Do members of environmental book clubs have anything in common? beyond this need ? According to Gadeas Lara, not much: the Club de Lectura Climática has members who practice different professions, who are of different ages and belong to different communities. The only other commonality many of them seem to share is a desire to reconnect with books, to get back into the habit of reading.

What do environmental book clubs read?

The question may seem silly. Environmental books, of course. But what are the criteria for determining which books are read? How are discussions handled? This changes depending on the book club in question: those run by experts, like the Club de Lectura Climática or the Climate Reality Book Club, ensure that science is the common thread. Gadeas Lara points out that “climate science must guide every discussion”. Environmental Book Club co-founders focus on books about “the intersectional issues facing our planet and our people…”

Because that’s what it’s all about: in the end, it’s impossible to read about the environment without at the same time reading about humanity. The two are so intrinsically linked that one must affect and be affected by the other. That is why, although the Club de Lectura Climática apparently deals only with the climate, they read articles on the refugee crisis, on global nutrition, on people. Environmental book clubs may seem like a type of niche book club, but they are not. You could say quite the opposite: it’s the most global type of book club there is.

NLA President, National Librarian for NBRP Book Clubs at Parley Libraries Tue, 19 Jul 2022 00:03:56 +0000
Pastor Dominic Omokaro

The newly elected National Chairman of the Nigerian Library Association, NLA, Rev. Dominic Omokaro and the National Librarian/CEO of the National Library of Nigeria, Prof. Veronica Chinwe Anunobi, will participate as special guests in a conference on management of book clubs in libraries convened by the Network of Book Clubs and Reading Culture Promoters in Nigeria, NBRP on 17 August.

The conference, which is a virtual event, has as keynote speaker Dr. Nkem Osuigwe from Accra-based African Library and Information Associations and Institutions.

The session, according to a statement by Emmanuel Okoro, secretary of the NBRP, would be moderated by the university librarian of the Federal University of Otuoke, vice-president of the NBRP and president of the project 774 book clubs and libraries of the organization, Professor Felicia Etim.

Omokaro was elected National President of the country’s apex body of librarians at the close of the 60th National Conference of the NLA held in Abuja in early July.

The Network of Book Clubs and Reading Culture Promoters in Nigeria is the umbrella body for book clubs and reading promoters in Africa’s most populous nation. With around 60 members within the group and counting, it provides a strong voice for the aggregation of critical reader voices within the Nigerian book ecosystem. It was founded in February 2020 and is led by writer and book enthusiast, Mr. Richard Mammah.

At the Nigerian International Bookfair in May 2022, the organization presented a preliminary report of its investigation into the state of reading infrastructure in Nigeria.
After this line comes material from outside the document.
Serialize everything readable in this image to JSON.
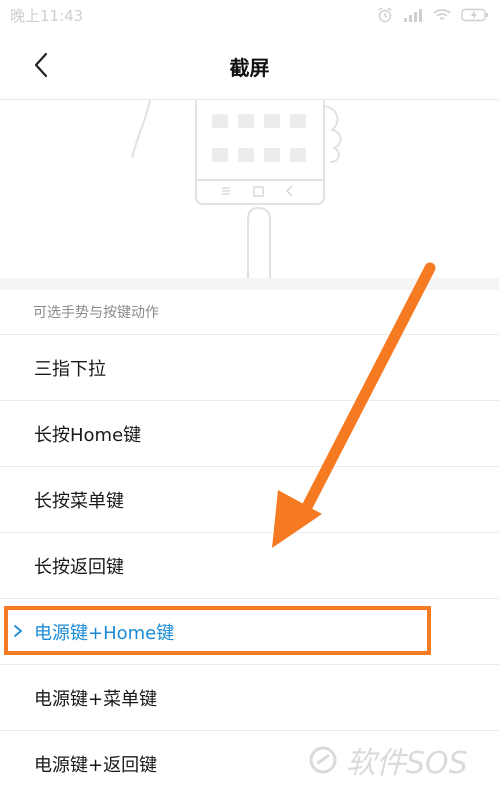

The report covered Lagos, Abia, Akwa Ibom, Rivers and the Federal Capital Territory, FCT. Work on comprehensive coverage of the state of reading in all Nigerian states is soon to begin.

In September, NBRP members and book ecosystem stakeholders would converge in Uyo, the state capital of Akwa Ibom, for the second edition of its Annual General Meeting and National Conference. This opportunity would also be used to select the Nigerian National Book Club City, 2024.

An initiative of the NBRP which draws inspiration from the UNESCO World Book City project, the National City of Book Clubs for 2022 is Uyo while Lagos is already waiting in the wings to mark its tenure as the National City of Book Clubs. book club 2023.